“The Legend of Swee’ Pea” is thornier than a conventional sports biography, mainly because of the figure it chronicles, the basketball player Lloyd Daniels. Daniels’s life — starting with a difficult upbringing, getting passed through the New York City educational system, and drug and alcohol abuse — has had so many wild swings and second chances that it’s tempting to leave them unspoiled. It is not even clear that Daniels has fully resolved his troubles at the point when the film ends. (With a 2016 copyright, the documentary is itself a few years out of date.)
Daniels, who spent his childhood shuttling between Queens and Brooklyn, was a star high school player in the 1980s but never graduated. (A principal, Saul Lerner, says that Daniels probably “aged out of high school without a single credit.”) He got a chance to enroll at the University of Nevada, Las Vegas, regardless, but was barred from playing after an arrest on drug charges before he joined the team. He was shot multiple times in 1989 and survived — and then made it to the N.B.A., where he played, at first for the San Antonio Spurs, in the 1990s. But David Robinson, who was his teammate for a time, and the coach John Lucas, among others, make it clear that his lack of discipline posed a problem more than once. It is also clear that, more than once, raw talent carried Daniels through.

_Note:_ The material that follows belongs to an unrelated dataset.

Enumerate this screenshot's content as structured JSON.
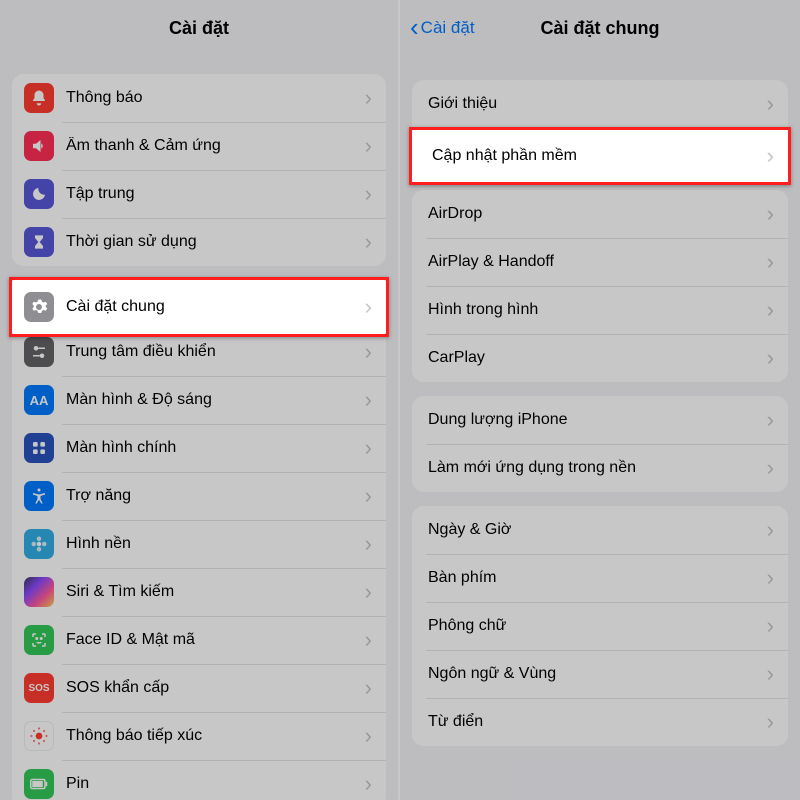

“The Legend of Swee’ Pea” trails the player in recent years. He takes the opportunity to pay tribute to various mentors, including Lucas and, in particular, another coach, Jerry Tarkanian, who helped him through rough patches. Raspier-voiced than in footage from his teenage years, Daniels revisits the house where he was arrested in Las Vegas in a sting operation and reflects on the incident as a moment when he went down a wrong path. Even so, life hasn’t been straightforward for him. In the contemporary footage, Daniels is shown coaching youth basketball and is described as a successful family man. (He says his ex-wife, whom he indicates did not want to be in the film, did “a good job with my kids.”)
Throughout “The Legend of Swee’ Pea,” we hear voicemails that Daniels has left the director, Benjamin May. He asks the filmmaker for money and at one point suggests that May is trying to exploit him. These voicemails contrast jarringly with the more optimistic, reflective Daniels we see in interviews, in which he speaks frankly about his “nine lives” and his efforts at recovery.
As absorbing as “The Legend of Swee’ Pea” is, it might have been even better if May had pulled back the curtain more on his off-camera interactions with his subject. After all, seeing how Daniels approached starring in a film about his life is now part of that life story.
The Legend of Swee’ Pea